Data for this exercise Block Start

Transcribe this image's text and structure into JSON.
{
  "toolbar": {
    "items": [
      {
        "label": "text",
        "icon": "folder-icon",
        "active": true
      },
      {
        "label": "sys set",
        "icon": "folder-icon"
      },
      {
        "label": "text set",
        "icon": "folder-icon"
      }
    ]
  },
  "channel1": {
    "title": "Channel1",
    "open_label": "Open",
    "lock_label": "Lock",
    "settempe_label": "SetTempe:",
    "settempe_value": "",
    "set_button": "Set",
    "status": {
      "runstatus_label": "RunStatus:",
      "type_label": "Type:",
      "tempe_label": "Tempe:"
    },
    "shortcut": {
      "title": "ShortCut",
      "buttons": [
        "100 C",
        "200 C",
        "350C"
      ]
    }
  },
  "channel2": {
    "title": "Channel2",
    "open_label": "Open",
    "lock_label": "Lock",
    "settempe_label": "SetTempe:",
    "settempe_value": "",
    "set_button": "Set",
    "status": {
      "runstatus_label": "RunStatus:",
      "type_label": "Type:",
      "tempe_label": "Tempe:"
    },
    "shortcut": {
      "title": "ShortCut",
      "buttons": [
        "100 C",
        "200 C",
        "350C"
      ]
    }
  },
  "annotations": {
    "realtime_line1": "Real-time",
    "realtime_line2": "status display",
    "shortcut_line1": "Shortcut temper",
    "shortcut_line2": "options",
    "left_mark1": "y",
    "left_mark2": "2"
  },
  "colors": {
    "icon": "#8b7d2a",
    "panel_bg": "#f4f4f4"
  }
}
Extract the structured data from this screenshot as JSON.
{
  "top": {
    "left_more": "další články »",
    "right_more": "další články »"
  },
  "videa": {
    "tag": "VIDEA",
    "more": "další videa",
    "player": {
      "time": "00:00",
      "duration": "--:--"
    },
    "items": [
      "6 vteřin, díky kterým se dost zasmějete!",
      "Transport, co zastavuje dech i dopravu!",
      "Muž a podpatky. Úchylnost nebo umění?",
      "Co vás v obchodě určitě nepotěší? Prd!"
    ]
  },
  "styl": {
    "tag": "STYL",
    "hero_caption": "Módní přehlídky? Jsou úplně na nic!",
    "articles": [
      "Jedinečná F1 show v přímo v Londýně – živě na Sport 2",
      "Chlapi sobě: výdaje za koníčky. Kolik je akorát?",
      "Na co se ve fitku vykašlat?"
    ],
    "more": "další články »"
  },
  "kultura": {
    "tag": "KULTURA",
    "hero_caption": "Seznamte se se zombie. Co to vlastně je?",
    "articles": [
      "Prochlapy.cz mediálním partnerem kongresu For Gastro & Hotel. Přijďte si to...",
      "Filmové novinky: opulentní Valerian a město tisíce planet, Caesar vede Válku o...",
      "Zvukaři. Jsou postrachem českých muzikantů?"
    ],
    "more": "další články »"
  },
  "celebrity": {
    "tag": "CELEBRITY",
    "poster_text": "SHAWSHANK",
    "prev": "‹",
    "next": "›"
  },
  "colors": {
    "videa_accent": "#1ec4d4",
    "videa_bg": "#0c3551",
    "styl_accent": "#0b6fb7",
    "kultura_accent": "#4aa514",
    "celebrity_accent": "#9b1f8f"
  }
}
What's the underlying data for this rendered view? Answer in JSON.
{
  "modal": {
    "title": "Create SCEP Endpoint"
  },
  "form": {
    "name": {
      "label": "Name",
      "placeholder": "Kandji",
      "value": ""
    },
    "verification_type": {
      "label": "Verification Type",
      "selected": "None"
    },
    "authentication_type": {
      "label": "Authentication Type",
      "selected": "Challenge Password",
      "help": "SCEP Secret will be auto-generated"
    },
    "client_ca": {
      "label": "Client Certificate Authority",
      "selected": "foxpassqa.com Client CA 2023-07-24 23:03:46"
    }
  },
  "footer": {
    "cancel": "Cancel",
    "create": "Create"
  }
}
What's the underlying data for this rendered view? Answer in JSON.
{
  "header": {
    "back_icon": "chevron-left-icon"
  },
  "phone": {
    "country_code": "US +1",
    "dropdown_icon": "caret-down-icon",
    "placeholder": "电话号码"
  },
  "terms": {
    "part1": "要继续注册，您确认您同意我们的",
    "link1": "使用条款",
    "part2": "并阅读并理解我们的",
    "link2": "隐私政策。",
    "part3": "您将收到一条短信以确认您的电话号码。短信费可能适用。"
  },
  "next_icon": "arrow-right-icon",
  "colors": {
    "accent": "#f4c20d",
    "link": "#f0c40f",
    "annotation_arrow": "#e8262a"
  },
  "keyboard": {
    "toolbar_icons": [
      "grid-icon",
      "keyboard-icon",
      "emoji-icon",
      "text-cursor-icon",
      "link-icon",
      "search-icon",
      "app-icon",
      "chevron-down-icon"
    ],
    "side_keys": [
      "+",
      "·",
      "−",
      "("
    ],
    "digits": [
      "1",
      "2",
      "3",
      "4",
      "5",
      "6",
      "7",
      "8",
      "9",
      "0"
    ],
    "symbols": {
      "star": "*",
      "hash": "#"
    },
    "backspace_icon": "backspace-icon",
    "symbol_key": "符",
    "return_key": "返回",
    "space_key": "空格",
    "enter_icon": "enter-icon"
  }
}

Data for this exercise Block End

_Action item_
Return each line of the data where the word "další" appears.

_Written answer_
    "left_more": "další články »",
    "right_more": "další články »"
    "more": "další videa",
    "more": "další články »"
    "more": "další články »"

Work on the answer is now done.